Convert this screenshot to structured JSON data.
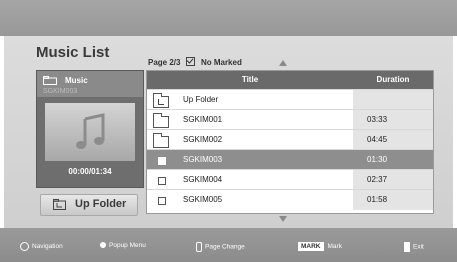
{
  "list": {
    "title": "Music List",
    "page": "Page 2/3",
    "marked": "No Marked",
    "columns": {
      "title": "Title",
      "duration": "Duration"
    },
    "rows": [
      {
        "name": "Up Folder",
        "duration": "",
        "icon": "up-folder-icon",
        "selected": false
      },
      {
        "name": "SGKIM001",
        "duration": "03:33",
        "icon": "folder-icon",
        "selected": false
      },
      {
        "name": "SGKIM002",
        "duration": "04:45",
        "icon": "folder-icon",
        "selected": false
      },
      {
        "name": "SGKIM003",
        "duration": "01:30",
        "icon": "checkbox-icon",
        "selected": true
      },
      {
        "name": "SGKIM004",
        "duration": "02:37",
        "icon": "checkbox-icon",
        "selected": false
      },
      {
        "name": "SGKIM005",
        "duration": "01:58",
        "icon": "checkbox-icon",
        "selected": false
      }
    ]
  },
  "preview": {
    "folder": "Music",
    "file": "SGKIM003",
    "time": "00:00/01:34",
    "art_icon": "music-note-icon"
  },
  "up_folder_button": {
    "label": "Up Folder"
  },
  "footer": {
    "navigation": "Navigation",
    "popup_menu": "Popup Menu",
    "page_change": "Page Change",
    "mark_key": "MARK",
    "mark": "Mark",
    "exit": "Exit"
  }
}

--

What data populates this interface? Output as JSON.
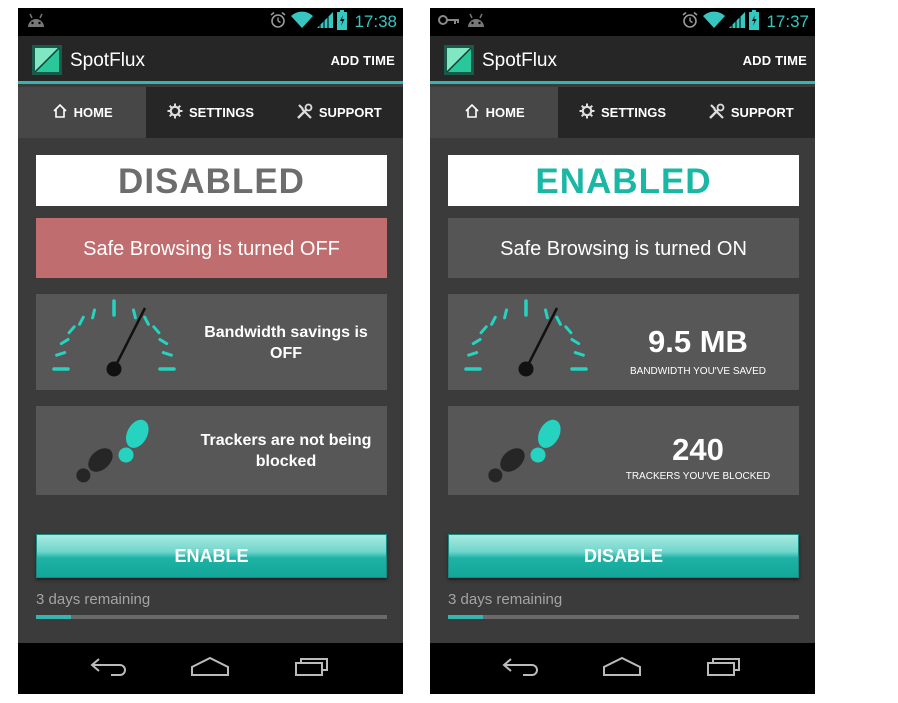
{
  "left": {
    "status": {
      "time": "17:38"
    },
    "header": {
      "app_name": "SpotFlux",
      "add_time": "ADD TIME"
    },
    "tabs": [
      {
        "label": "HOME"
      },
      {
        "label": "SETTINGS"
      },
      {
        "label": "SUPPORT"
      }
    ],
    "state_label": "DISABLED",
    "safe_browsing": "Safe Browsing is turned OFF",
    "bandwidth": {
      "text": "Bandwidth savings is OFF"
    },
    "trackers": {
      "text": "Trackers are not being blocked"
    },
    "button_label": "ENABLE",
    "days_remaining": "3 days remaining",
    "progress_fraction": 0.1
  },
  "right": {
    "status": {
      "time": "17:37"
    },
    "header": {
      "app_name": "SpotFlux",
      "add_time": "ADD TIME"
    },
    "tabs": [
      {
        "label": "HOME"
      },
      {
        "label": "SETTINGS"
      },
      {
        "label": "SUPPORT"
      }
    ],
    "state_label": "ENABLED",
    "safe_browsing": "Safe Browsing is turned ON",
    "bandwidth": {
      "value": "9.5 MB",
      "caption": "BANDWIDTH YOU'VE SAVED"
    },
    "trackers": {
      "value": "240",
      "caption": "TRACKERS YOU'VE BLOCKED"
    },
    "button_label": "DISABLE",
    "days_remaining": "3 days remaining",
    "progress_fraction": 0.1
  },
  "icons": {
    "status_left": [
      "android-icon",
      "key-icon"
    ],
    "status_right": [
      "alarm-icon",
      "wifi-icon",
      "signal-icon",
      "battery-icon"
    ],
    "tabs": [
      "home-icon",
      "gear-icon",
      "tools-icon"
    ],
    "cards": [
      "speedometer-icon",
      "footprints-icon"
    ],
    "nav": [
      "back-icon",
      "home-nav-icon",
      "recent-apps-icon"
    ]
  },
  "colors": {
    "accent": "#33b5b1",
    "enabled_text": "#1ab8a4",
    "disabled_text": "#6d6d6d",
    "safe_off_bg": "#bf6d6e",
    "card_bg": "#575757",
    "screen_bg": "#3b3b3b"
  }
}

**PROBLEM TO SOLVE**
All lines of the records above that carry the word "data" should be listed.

**EXERCISE ANSWER**
Convert this screenshot to structured JSON data.
What data populates this interface? Output as JSON.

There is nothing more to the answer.